# [YOUR INSTRUCTIONS]
The response must reproduce every record below without alteration.
● ● ● ● ●
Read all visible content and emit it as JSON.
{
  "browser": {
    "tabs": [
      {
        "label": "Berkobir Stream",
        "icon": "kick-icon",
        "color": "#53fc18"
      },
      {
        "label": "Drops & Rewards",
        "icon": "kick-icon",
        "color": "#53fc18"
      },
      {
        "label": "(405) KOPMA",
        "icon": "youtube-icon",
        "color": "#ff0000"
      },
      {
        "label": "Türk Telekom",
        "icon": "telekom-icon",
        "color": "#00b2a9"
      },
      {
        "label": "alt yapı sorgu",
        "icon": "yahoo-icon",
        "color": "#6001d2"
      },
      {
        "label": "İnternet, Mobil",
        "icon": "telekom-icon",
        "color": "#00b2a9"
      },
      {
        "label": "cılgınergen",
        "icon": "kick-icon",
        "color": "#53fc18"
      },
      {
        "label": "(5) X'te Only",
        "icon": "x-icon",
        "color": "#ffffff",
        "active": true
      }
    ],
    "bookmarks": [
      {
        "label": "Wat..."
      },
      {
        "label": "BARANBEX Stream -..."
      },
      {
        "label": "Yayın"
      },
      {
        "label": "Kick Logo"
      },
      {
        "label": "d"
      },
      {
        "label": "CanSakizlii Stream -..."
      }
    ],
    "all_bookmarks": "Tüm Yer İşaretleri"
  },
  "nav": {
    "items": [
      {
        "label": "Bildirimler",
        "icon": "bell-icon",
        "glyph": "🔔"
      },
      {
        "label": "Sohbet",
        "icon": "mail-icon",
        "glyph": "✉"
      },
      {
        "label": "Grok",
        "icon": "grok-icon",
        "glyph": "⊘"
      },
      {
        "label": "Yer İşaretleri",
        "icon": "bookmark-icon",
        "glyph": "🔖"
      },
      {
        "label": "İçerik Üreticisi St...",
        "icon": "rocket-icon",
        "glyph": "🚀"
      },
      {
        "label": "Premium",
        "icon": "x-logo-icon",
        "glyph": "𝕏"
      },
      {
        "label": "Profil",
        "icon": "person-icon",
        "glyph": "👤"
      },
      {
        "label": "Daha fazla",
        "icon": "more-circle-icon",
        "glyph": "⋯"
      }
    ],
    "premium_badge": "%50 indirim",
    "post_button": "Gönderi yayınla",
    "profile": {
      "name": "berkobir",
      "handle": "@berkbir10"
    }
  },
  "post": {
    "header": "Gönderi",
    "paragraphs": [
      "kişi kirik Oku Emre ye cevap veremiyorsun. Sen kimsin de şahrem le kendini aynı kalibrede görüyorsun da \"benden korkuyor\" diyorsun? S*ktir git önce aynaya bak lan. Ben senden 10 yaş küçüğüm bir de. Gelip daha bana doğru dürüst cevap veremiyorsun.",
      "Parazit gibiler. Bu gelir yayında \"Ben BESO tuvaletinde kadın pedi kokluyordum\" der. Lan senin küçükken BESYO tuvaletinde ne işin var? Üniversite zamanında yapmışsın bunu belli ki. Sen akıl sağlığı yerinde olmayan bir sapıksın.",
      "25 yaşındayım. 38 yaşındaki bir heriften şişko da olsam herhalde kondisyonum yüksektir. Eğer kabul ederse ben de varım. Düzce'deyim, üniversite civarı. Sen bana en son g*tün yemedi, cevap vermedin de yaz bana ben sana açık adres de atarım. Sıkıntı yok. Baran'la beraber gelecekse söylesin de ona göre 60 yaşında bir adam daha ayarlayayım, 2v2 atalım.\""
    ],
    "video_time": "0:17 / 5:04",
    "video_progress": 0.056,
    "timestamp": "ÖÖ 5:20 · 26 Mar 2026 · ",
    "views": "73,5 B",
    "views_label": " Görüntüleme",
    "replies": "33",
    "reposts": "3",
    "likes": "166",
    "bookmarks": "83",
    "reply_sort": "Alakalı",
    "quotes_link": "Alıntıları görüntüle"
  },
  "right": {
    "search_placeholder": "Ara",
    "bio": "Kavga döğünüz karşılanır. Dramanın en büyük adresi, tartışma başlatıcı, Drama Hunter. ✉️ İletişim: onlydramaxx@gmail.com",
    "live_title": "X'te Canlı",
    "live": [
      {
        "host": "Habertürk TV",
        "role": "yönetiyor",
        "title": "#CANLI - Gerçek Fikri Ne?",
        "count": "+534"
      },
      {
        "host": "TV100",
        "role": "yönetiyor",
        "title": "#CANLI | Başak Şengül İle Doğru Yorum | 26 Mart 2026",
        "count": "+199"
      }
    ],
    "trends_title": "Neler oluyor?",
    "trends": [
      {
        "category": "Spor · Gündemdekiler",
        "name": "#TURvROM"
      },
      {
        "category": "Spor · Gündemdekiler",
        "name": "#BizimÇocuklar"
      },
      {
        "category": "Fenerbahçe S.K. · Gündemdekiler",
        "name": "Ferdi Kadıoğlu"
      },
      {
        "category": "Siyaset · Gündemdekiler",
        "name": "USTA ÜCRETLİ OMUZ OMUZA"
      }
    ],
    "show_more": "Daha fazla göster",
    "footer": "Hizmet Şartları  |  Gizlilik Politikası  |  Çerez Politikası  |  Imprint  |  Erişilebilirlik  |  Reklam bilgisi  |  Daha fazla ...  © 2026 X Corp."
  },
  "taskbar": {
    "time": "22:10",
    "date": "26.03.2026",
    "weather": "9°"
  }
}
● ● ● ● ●
# [SOLUTION TO THIS PROBLEM]
Read all visible content and emit it as JSON.
{
  "browser": {
    "tabs": [
      {
        "label": "Berkobir Stream",
        "icon": "kick-icon",
        "color": "#53fc18"
      },
      {
        "label": "Drops & Rewards",
        "icon": "kick-icon",
        "color": "#53fc18"
      },
      {
        "label": "(405) KOPMA",
        "icon": "youtube-icon",
        "color": "#ff0000"
      },
      {
        "label": "Türk Telekom",
        "icon": "telekom-icon",
        "color": "#00b2a9"
      },
      {
        "label": "alt yapı sorgu",
        "icon": "yahoo-icon",
        "color": "#6001d2"
      },
      {
        "label": "İnternet, Mobil",
        "icon": "telekom-icon",
        "color": "#00b2a9"
      },
      {
        "label": "cılgınergen",
        "icon": "kick-icon",
        "color": "#53fc18"
      },
      {
        "label": "(5) X'te Only",
        "icon": "x-icon",
        "color": "#ffffff",
        "active": true
      }
    ],
    "bookmarks": [
      {
        "label": "Wat..."
      },
      {
        "label": "BARANBEX Stream -..."
      },
      {
        "label": "Yayın"
      },
      {
        "label": "Kick Logo"
      },
      {
        "label": "d"
      },
      {
        "label": "CanSakizlii Stream -..."
      }
    ],
    "all_bookmarks": "Tüm Yer İşaretleri"
  },
  "nav": {
    "items": [
      {
        "label": "Bildirimler",
        "icon": "bell-icon",
        "glyph": "🔔"
      },
      {
        "label": "Sohbet",
        "icon": "mail-icon",
        "glyph": "✉"
      },
      {
        "label": "Grok",
        "icon": "grok-icon",
        "glyph": "⊘"
      },
      {
        "label": "Yer İşaretleri",
        "icon": "bookmark-icon",
        "glyph": "🔖"
      },
      {
        "label": "İçerik Üreticisi St...",
        "icon": "rocket-icon",
        "glyph": "🚀"
      },
      {
        "label": "Premium",
        "icon": "x-logo-icon",
        "glyph": "𝕏"
      },
      {
        "label": "Profil",
        "icon": "person-icon",
        "glyph": "👤"
      },
      {
        "label": "Daha fazla",
        "icon": "more-circle-icon",
        "glyph": "⋯"
      }
    ],
    "premium_badge": "%50 indirim",
    "post_button": "Gönderi yayınla",
    "profile": {
      "name": "berkobir",
      "handle": "@berkbir10"
    }
  },
  "post": {
    "header": "Gönderi",
    "paragraphs": [
      "kişi kirik Oku Emre ye cevap veremiyorsun. Sen kimsin de şahrem le kendini aynı kalibrede görüyorsun da \"benden korkuyor\" diyorsun? S*ktir git önce aynaya bak lan. Ben senden 10 yaş küçüğüm bir de. Gelip daha bana doğru dürüst cevap veremiyorsun.",
      "Parazit gibiler. Bu gelir yayında \"Ben BESO tuvaletinde kadın pedi kokluyordum\" der. Lan senin küçükken BESYO tuvaletinde ne işin var? Üniversite zamanında yapmışsın bunu belli ki. Sen akıl sağlığı yerinde olmayan bir sapıksın.",
      "25 yaşındayım. 38 yaşındaki bir heriften şişko da olsam herhalde kondisyonum yüksektir. Eğer kabul ederse ben de varım. Düzce'deyim, üniversite civarı. Sen bana en son g*tün yemedi, cevap vermedin de yaz bana ben sana açık adres de atarım. Sıkıntı yok. Baran'la beraber gelecekse söylesin de ona göre 60 yaşında bir adam daha ayarlayayım, 2v2 atalım.\""
    ],
    "video_time": "0:17 / 5:04",
    "video_progress": 0.056,
    "timestamp": "ÖÖ 5:20 · 26 Mar 2026 · ",
    "views": "73,5 B",
    "views_label": " Görüntüleme",
    "replies": "33",
    "reposts": "3",
    "likes": "166",
    "bookmarks": "83",
    "reply_sort": "Alakalı",
    "quotes_link": "Alıntıları görüntüle"
  },
  "right": {
    "search_placeholder": "Ara",
    "bio": "Kavga döğünüz karşılanır. Dramanın en büyük adresi, tartışma başlatıcı, Drama Hunter. ✉️ İletişim: onlydramaxx@gmail.com",
    "live_title": "X'te Canlı",
    "live": [
      {
        "host": "Habertürk TV",
        "role": "yönetiyor",
        "title": "#CANLI - Gerçek Fikri Ne?",
        "count": "+534"
      },
      {
        "host": "TV100",
        "role": "yönetiyor",
        "title": "#CANLI | Başak Şengül İle Doğru Yorum | 26 Mart 2026",
        "count": "+199"
      }
    ],
    "trends_title": "Neler oluyor?",
    "trends": [
      {
        "category": "Spor · Gündemdekiler",
        "name": "#TURvROM"
      },
      {
        "category": "Spor · Gündemdekiler",
        "name": "#BizimÇocuklar"
      },
      {
        "category": "Fenerbahçe S.K. · Gündemdekiler",
        "name": "Ferdi Kadıoğlu"
      },
      {
        "category": "Siyaset · Gündemdekiler",
        "name": "USTA ÜCRETLİ OMUZ OMUZA"
      }
    ],
    "show_more": "Daha fazla göster",
    "footer": "Hizmet Şartları  |  Gizlilik Politikası  |  Çerez Politikası  |  Imprint  |  Erişilebilirlik  |  Reklam bilgisi  |  Daha fazla ...  © 2026 X Corp."
  },
  "taskbar": {
    "time": "22:10",
    "date": "26.03.2026",
    "weather": "9°"
  }
}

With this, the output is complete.